A set of co-working spaces. Nice pre-pandemic business model - paid memberships, sponsored events, usual things. But what should they do when corona happened?
They can close down and wait for life to go back to normal or they can leverage the pandemic and switch to online.
Folks, what is your thinking? Wait or pivot to online?
Wait. We're talking co-working - that's buildings with chairs, tables and meeting rooms that are empty. What online are we talking about?
Let’s focus on the job to be done for a co-working. Many teams hire a co-working space for networking and meetings. Let's make an online co-working, let's make an online community so valuable that people want to pay for it. Let’s make it good for networking, let's help startups and companies talk, network, do business. Community as a product, that solves the biggest pain for remote teams - networking and business development.
If you have an online community, you have an audience for podcasts, online events, training classes - that's also what you can monetize. And then scale beyond your small network of rooms with chairs and tables.
The key to this move was to use not Facebook but proper community tools. I suggested Discord and am very happy about it.
I don't know how to build the same or similar structure with Facebook or LinkedIn or even Slack. I would strongly discourage doing it. It would be just too expensive and would not make sense.
Story number 2:
A classy accelerator. Lectures, events, startups - all in real life. Pandemic hit, so they moved online. Someone sold them the full Microsoft suite, probably at a large discount at a multi-year contract. Very nice Mr Salesman. But this doesn’t work.

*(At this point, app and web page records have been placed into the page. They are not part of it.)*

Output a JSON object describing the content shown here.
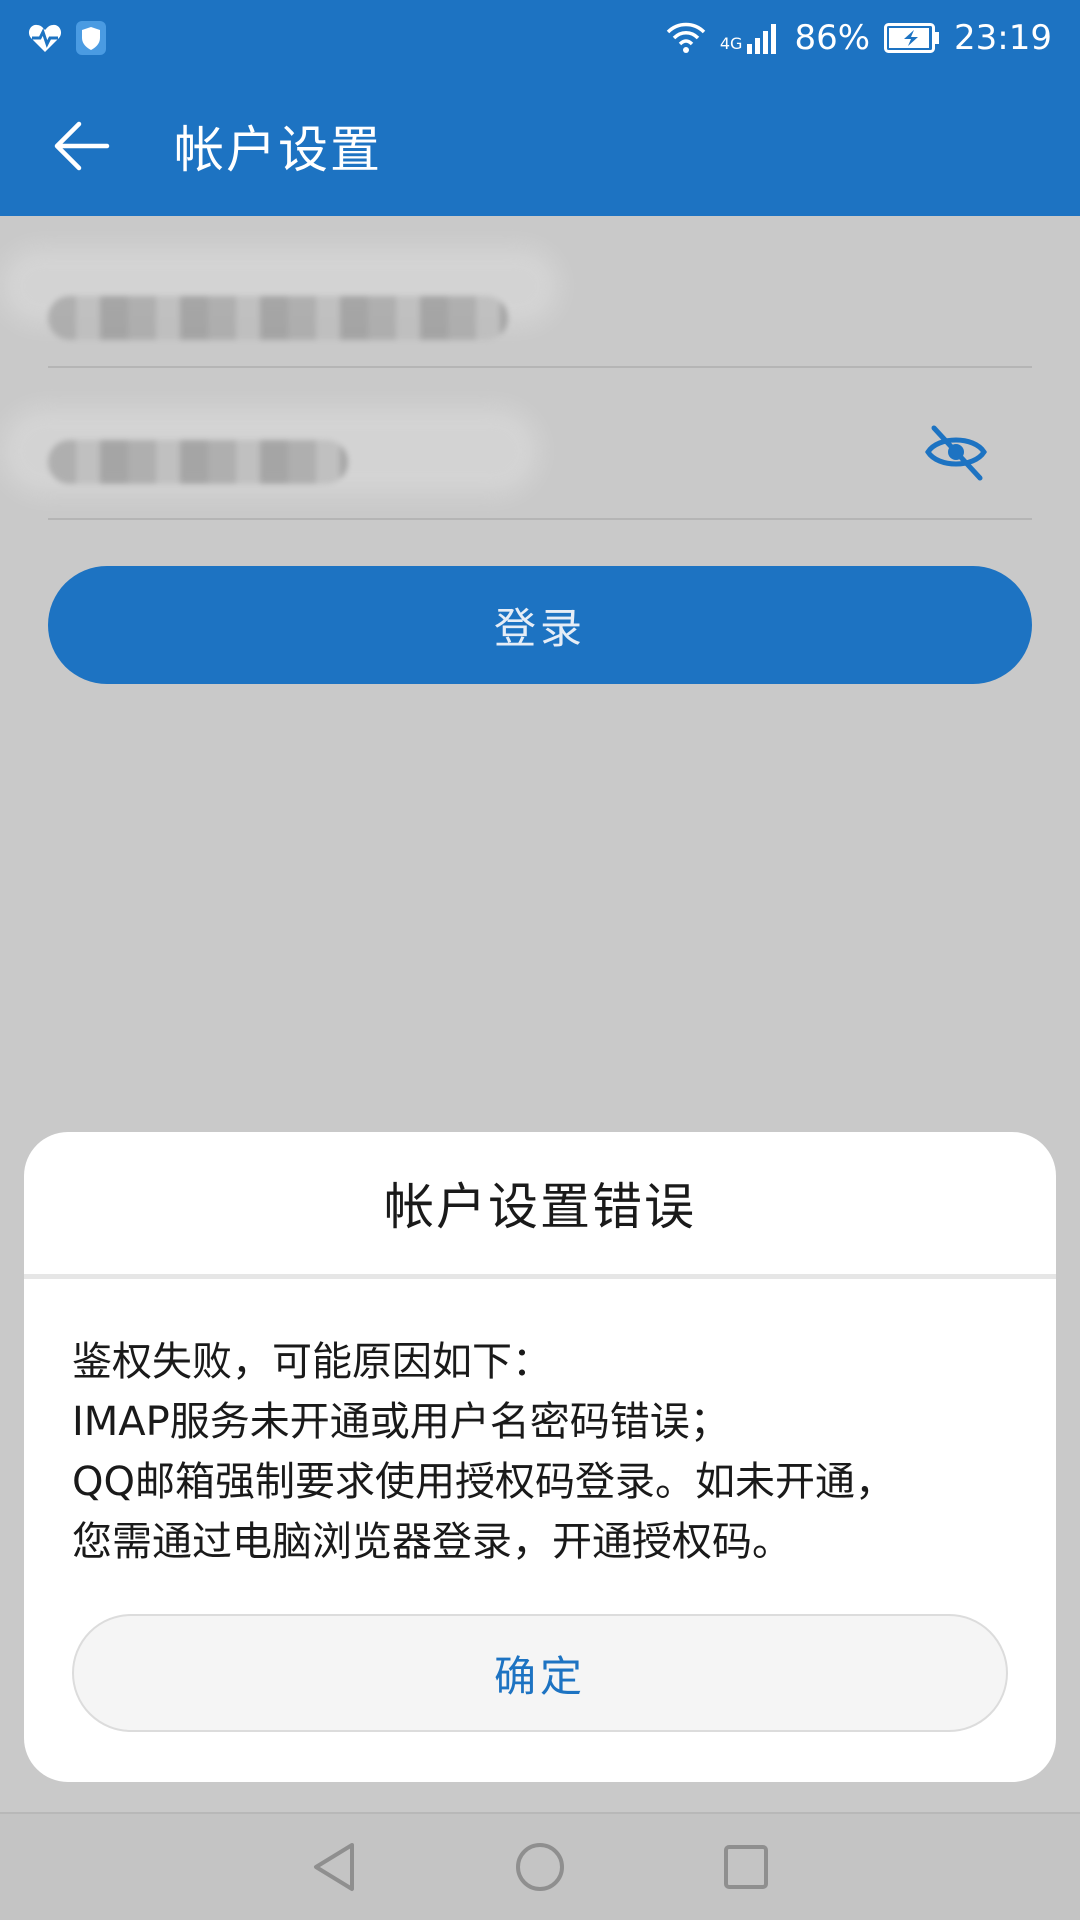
{
  "status_bar": {
    "network": "4G",
    "battery": "86%",
    "time": "23:19",
    "icons": [
      "health-icon",
      "shield-icon",
      "wifi-icon",
      "signal-icon",
      "battery-icon"
    ]
  },
  "app_bar": {
    "title": "帐户设置",
    "back_icon": "arrow-back-icon"
  },
  "form": {
    "email_value": "",
    "password_value": "",
    "password_toggle_icon": "eye-off-icon",
    "login_label": "登录"
  },
  "dialog": {
    "title": "帐户设置错误",
    "message_lines": [
      "鉴权失败，可能原因如下：",
      "IMAP服务未开通或用户名密码错误；",
      "QQ邮箱强制要求使用授权码登录。如未开通，",
      "您需通过电脑浏览器登录，开通授权码。"
    ],
    "confirm_label": "确定"
  },
  "nav_bar": {
    "buttons": [
      "back-triangle-icon",
      "home-circle-icon",
      "recents-square-icon"
    ]
  },
  "colors": {
    "primary": "#1d73c2",
    "dim_background": "#c9c9c9",
    "dialog_background": "#ffffff"
  }
}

The startups in this accelerator don't have a way to talk and meet each other. So the accelerator uses Facebook Groups for that. As you know, on Facebook one cannot control what they see, since the feed is generated based on their interests, so startups could not see what the accelerator communicated. The accelerator then tried to employ WhatsApp chats and then switched to duplicate everything into in mail.

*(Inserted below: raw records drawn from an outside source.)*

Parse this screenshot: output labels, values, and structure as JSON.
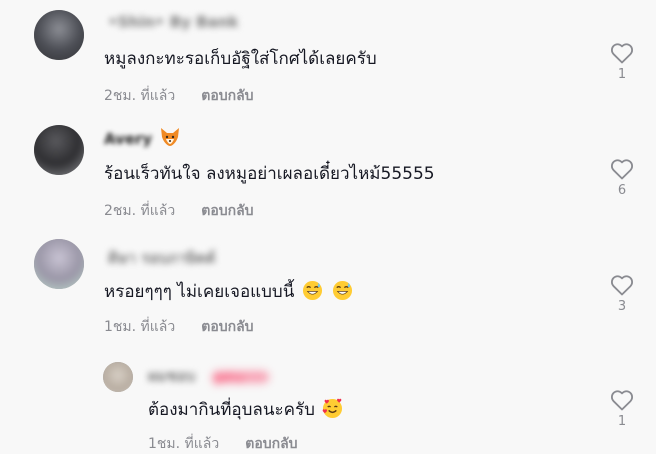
{
  "comments": [
    {
      "username": "•Shin• By Bank",
      "text": "หมูลงกะทะรอเก็บอัฐิใส่โกศได้เลยครับ",
      "time": "2ชม. ที่แล้ว",
      "reply_label": "ตอบกลับ",
      "likes": "1"
    },
    {
      "username": "Avery",
      "username_emoji": "fox-face-emoji",
      "text": "ร้อนเร็วทันใจ ลงหมูอย่าเผลอเดี๋ยวไหม้55555",
      "time": "2ชม. ที่แล้ว",
      "reply_label": "ตอบกลับ",
      "likes": "6"
    },
    {
      "username": "ดิษา รอบภาษิตต์",
      "text": "หรอยๆๆๆ ไม่เคยเจอแบบนี้",
      "text_emojis": [
        "grinning-sweat-emoji",
        "grinning-sweat-emoji"
      ],
      "time": "1ชม. ที่แล้ว",
      "reply_label": "ตอบกลับ",
      "likes": "3"
    },
    {
      "username": "ผมชอบ",
      "username_badge": "ผู้สร้าง",
      "text": "ต้องมากินที่อุบลนะครับ",
      "text_emojis": [
        "smiling-hearts-emoji"
      ],
      "time": "1ชม. ที่แล้ว",
      "reply_label": "ตอบกลับ",
      "likes": "1"
    }
  ],
  "colors": {
    "background": "#f8f8f8",
    "text": "#161823",
    "meta": "#8a8b91",
    "badge": "#fe2c55"
  }
}
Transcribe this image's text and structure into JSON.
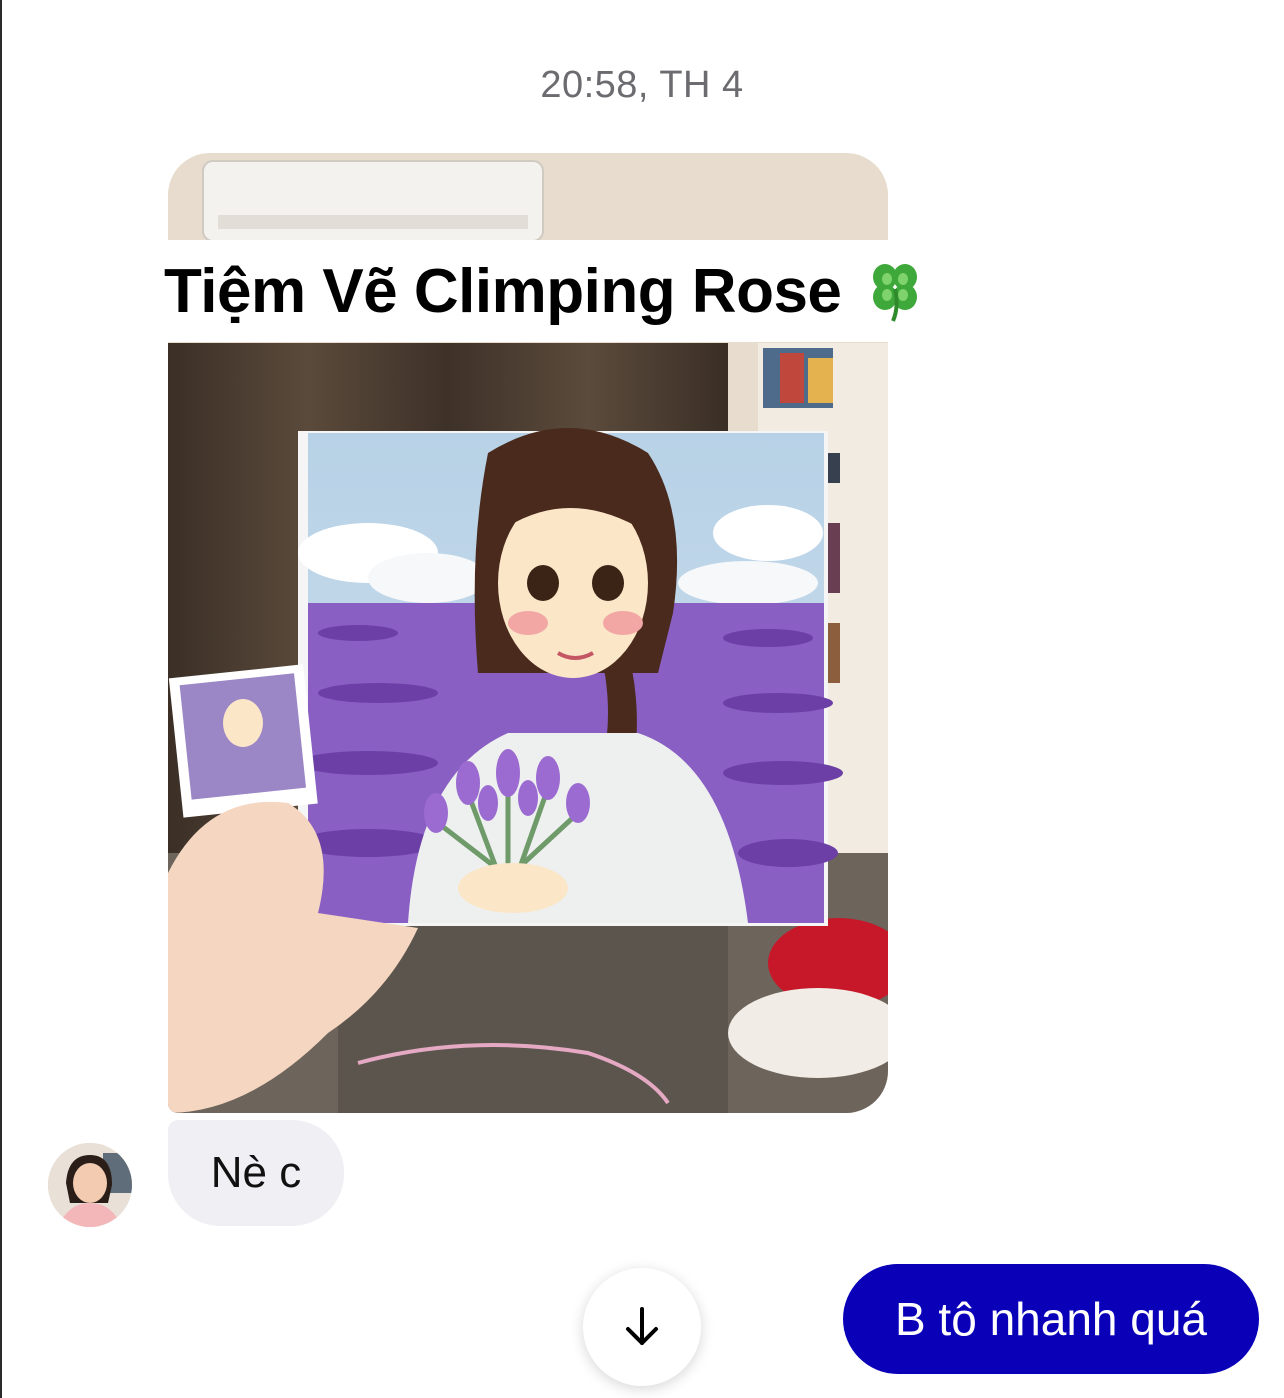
{
  "conversation": {
    "timestamp": "20:58, TH 4",
    "photo_overlay_text": "Tiệm Vẽ Climping Rose",
    "overlay_emoji": "four-leaf-clover-icon",
    "incoming_message": "Nè c",
    "outgoing_message": "B tô nhanh quá",
    "scroll_button_icon": "arrow-down-icon"
  },
  "colors": {
    "outgoing_bubble": "#0900b8",
    "incoming_bubble": "#efeff4",
    "timestamp_text": "#6b6b70"
  }
}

It ended up a fragmented mess - multiple communication channels, exhausted and demotivated staff, startups who after two months in the program could not figure out what is going on where and who is who and where to talk to peers just because of the multiple channels and because of how Facebook decides who sees what.
But even if the message on Facebook gets through to people's feed, it is sandwiched between a cat meme, some corona disinformation and the latest report on how a bloody dictator hijacked an airplane. Guess what gets the attention? Nope, not your message.

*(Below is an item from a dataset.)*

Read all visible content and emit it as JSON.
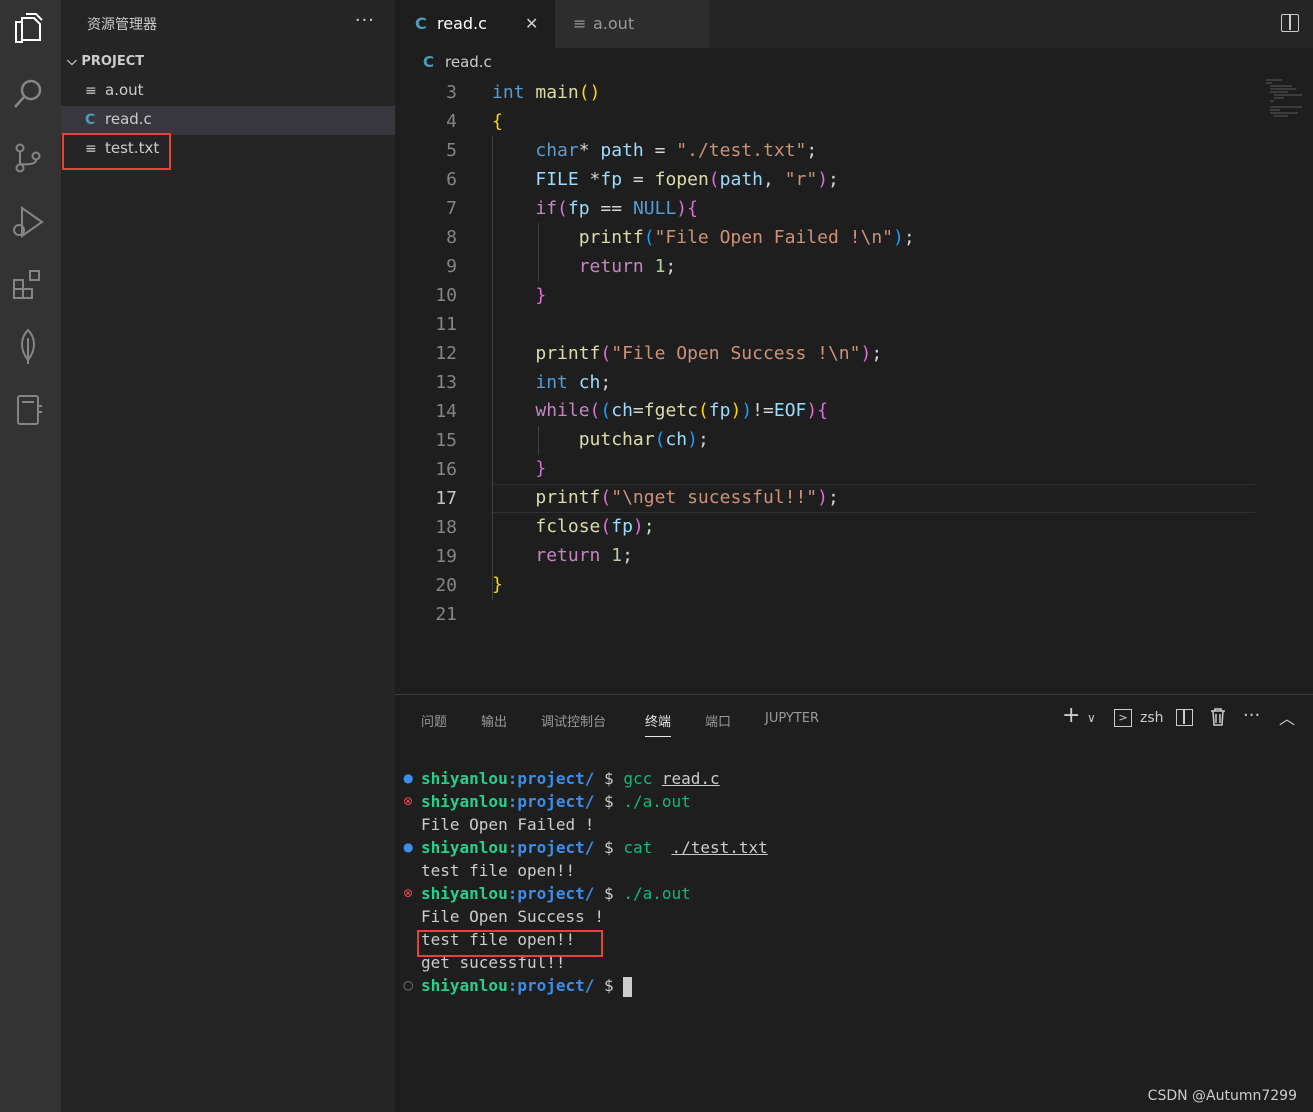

I can rant more about this case. But I am biased because they didn't buy my consultancy, so I am focusing my rage on how Facebook is a terrible tool for anything community.
Overall, I see Facebook, Instagram, YouTube, Twitch and all other social networks as the top of the marketing funnel with the community in the middle of the funnel and the core product of your business at the bottom.
Google and Facebook are just tools to acquire users into your community.
They are still needed, but the core of your business is where your community is.
Not the Facebook audience, but a community - where your users and potential leads can interact with each other but also your brand and your products.
That is it. That is the threat. You host your community. You don't hire it from Facebook. This is how you win, your users win and Facebook loses your ad budgets.
Here you also see a tweet of one of my role models, Lolita Taub of the Community Fund, who explains how community-driven companies are of bigger value.
By having a community you save money on everything, you get happier users and they don’t abandon your product that easy. Also, your competitors can replicate your product, but cannot steal your community.
Catch up with me on Twitter or subscribe to The Communities Show podcast, if you want to learn more about how a community is a big deal to your business.
These are regular Google slides, nothing fancy. Lera, our artist did some makeup and style. The background is #00ff00 so I can use chroma key on them and present them in a fancy way, as you can see on the video at the top - it is real-time, not post-processing, no editing.
If you’re curious, I can make a tutorial on how you can do it too.
/This text has been written by Olle, rigorously checked by Grammarly and scrolled through by Lera